### Task to complete
Go through the lines below and retype each one exactly.

### Information provided
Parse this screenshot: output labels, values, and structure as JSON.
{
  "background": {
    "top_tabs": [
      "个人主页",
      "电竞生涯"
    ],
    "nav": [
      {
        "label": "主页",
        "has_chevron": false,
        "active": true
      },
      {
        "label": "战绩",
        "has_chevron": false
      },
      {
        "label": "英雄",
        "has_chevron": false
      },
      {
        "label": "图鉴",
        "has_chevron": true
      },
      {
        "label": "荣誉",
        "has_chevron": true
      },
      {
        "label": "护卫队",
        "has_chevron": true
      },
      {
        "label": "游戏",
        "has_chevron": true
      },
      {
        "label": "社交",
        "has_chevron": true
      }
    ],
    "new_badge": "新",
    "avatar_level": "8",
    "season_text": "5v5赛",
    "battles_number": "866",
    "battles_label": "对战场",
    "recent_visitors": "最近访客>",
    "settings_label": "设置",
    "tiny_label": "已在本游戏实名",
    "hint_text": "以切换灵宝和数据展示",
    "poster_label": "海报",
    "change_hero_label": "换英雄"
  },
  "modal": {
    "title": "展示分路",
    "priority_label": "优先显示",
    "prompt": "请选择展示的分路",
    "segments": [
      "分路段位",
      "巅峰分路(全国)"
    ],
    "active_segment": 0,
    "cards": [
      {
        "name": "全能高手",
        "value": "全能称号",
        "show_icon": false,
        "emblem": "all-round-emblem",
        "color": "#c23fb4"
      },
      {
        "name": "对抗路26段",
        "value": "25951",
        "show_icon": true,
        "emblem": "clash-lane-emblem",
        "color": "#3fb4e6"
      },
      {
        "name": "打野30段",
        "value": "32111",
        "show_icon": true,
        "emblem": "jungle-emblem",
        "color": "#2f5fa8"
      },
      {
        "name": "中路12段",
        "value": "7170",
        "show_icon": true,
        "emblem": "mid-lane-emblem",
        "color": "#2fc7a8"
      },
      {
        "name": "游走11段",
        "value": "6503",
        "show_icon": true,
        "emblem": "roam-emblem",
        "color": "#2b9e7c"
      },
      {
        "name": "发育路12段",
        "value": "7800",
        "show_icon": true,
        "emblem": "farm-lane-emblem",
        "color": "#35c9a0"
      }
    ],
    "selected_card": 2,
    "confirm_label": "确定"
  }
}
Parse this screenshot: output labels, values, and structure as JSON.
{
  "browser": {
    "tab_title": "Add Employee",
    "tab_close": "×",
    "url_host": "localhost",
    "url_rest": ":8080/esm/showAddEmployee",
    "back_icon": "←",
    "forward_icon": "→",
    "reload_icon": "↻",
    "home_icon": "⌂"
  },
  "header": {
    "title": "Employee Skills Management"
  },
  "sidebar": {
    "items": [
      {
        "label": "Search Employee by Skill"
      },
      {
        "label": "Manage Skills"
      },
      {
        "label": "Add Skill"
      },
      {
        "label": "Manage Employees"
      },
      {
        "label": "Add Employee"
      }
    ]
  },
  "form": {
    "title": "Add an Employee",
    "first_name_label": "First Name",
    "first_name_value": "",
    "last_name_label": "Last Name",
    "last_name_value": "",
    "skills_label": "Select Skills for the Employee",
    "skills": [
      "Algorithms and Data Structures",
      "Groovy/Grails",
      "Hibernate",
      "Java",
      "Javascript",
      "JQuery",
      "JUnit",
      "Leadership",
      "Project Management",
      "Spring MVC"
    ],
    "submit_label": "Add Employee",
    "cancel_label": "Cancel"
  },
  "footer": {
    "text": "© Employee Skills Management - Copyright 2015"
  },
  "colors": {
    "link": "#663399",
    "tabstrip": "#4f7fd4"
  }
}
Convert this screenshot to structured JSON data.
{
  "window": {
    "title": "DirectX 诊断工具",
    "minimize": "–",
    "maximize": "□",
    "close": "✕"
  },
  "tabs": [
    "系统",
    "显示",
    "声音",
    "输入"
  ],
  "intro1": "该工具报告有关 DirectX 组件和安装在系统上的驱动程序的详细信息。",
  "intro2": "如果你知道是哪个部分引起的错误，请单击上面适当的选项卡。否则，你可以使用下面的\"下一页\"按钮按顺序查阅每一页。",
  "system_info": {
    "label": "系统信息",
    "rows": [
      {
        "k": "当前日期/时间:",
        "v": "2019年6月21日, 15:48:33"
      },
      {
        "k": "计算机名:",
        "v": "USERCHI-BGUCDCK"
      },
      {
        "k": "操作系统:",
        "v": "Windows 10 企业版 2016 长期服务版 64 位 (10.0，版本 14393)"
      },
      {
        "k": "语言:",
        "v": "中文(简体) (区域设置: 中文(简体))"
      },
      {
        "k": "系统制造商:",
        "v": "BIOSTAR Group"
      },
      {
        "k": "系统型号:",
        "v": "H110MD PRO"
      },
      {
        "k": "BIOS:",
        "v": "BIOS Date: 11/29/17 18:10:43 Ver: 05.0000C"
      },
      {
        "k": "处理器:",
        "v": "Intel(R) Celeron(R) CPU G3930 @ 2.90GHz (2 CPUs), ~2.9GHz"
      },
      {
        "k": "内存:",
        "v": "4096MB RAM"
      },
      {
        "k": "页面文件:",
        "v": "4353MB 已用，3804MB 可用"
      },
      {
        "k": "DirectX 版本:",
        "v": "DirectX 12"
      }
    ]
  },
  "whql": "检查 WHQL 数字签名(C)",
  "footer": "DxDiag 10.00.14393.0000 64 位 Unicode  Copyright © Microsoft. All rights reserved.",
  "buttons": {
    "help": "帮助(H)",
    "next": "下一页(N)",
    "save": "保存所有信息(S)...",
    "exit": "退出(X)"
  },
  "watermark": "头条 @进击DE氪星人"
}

### Answer to the problem
Parse this screenshot: output labels, values, and structure as JSON.
{
  "background": {
    "top_tabs": [
      "个人主页",
      "电竞生涯"
    ],
    "nav": [
      {
        "label": "主页",
        "has_chevron": false,
        "active": true
      },
      {
        "label": "战绩",
        "has_chevron": false
      },
      {
        "label": "英雄",
        "has_chevron": false
      },
      {
        "label": "图鉴",
        "has_chevron": true
      },
      {
        "label": "荣誉",
        "has_chevron": true
      },
      {
        "label": "护卫队",
        "has_chevron": true
      },
      {
        "label": "游戏",
        "has_chevron": true
      },
      {
        "label": "社交",
        "has_chevron": true
      }
    ],
    "new_badge": "新",
    "avatar_level": "8",
    "season_text": "5v5赛",
    "battles_number": "866",
    "battles_label": "对战场",
    "recent_visitors": "最近访客>",
    "settings_label": "设置",
    "tiny_label": "已在本游戏实名",
    "hint_text": "以切换灵宝和数据展示",
    "poster_label": "海报",
    "change_hero_label": "换英雄"
  },
  "modal": {
    "title": "展示分路",
    "priority_label": "优先显示",
    "prompt": "请选择展示的分路",
    "segments": [
      "分路段位",
      "巅峰分路(全国)"
    ],
    "active_segment": 0,
    "cards": [
      {
        "name": "全能高手",
        "value": "全能称号",
        "show_icon": false,
        "emblem": "all-round-emblem",
        "color": "#c23fb4"
      },
      {
        "name": "对抗路26段",
        "value": "25951",
        "show_icon": true,
        "emblem": "clash-lane-emblem",
        "color": "#3fb4e6"
      },
      {
        "name": "打野30段",
        "value": "32111",
        "show_icon": true,
        "emblem": "jungle-emblem",
        "color": "#2f5fa8"
      },
      {
        "name": "中路12段",
        "value": "7170",
        "show_icon": true,
        "emblem": "mid-lane-emblem",
        "color": "#2fc7a8"
      },
      {
        "name": "游走11段",
        "value": "6503",
        "show_icon": true,
        "emblem": "roam-emblem",
        "color": "#2b9e7c"
      },
      {
        "name": "发育路12段",
        "value": "7800",
        "show_icon": true,
        "emblem": "farm-lane-emblem",
        "color": "#35c9a0"
      }
    ],
    "selected_card": 2,
    "confirm_label": "确定"
  }
}
Parse this screenshot: output labels, values, and structure as JSON.
{
  "browser": {
    "tab_title": "Add Employee",
    "tab_close": "×",
    "url_host": "localhost",
    "url_rest": ":8080/esm/showAddEmployee",
    "back_icon": "←",
    "forward_icon": "→",
    "reload_icon": "↻",
    "home_icon": "⌂"
  },
  "header": {
    "title": "Employee Skills Management"
  },
  "sidebar": {
    "items": [
      {
        "label": "Search Employee by Skill"
      },
      {
        "label": "Manage Skills"
      },
      {
        "label": "Add Skill"
      },
      {
        "label": "Manage Employees"
      },
      {
        "label": "Add Employee"
      }
    ]
  },
  "form": {
    "title": "Add an Employee",
    "first_name_label": "First Name",
    "first_name_value": "",
    "last_name_label": "Last Name",
    "last_name_value": "",
    "skills_label": "Select Skills for the Employee",
    "skills": [
      "Algorithms and Data Structures",
      "Groovy/Grails",
      "Hibernate",
      "Java",
      "Javascript",
      "JQuery",
      "JUnit",
      "Leadership",
      "Project Management",
      "Spring MVC"
    ],
    "submit_label": "Add Employee",
    "cancel_label": "Cancel"
  },
  "footer": {
    "text": "© Employee Skills Management - Copyright 2015"
  },
  "colors": {
    "link": "#663399",
    "tabstrip": "#4f7fd4"
  }
}
Convert this screenshot to structured JSON data.
{
  "window": {
    "title": "DirectX 诊断工具",
    "minimize": "–",
    "maximize": "□",
    "close": "✕"
  },
  "tabs": [
    "系统",
    "显示",
    "声音",
    "输入"
  ],
  "intro1": "该工具报告有关 DirectX 组件和安装在系统上的驱动程序的详细信息。",
  "intro2": "如果你知道是哪个部分引起的错误，请单击上面适当的选项卡。否则，你可以使用下面的\"下一页\"按钮按顺序查阅每一页。",
  "system_info": {
    "label": "系统信息",
    "rows": [
      {
        "k": "当前日期/时间:",
        "v": "2019年6月21日, 15:48:33"
      },
      {
        "k": "计算机名:",
        "v": "USERCHI-BGUCDCK"
      },
      {
        "k": "操作系统:",
        "v": "Windows 10 企业版 2016 长期服务版 64 位 (10.0，版本 14393)"
      },
      {
        "k": "语言:",
        "v": "中文(简体) (区域设置: 中文(简体))"
      },
      {
        "k": "系统制造商:",
        "v": "BIOSTAR Group"
      },
      {
        "k": "系统型号:",
        "v": "H110MD PRO"
      },
      {
        "k": "BIOS:",
        "v": "BIOS Date: 11/29/17 18:10:43 Ver: 05.0000C"
      },
      {
        "k": "处理器:",
        "v": "Intel(R) Celeron(R) CPU G3930 @ 2.90GHz (2 CPUs), ~2.9GHz"
      },
      {
        "k": "内存:",
        "v": "4096MB RAM"
      },
      {
        "k": "页面文件:",
        "v": "4353MB 已用，3804MB 可用"
      },
      {
        "k": "DirectX 版本:",
        "v": "DirectX 12"
      }
    ]
  },
  "whql": "检查 WHQL 数字签名(C)",
  "footer": "DxDiag 10.00.14393.0000 64 位 Unicode  Copyright © Microsoft. All rights reserved.",
  "buttons": {
    "help": "帮助(H)",
    "next": "下一页(N)",
    "save": "保存所有信息(S)...",
    "exit": "退出(X)"
  },
  "watermark": "头条 @进击DE氪星人"
}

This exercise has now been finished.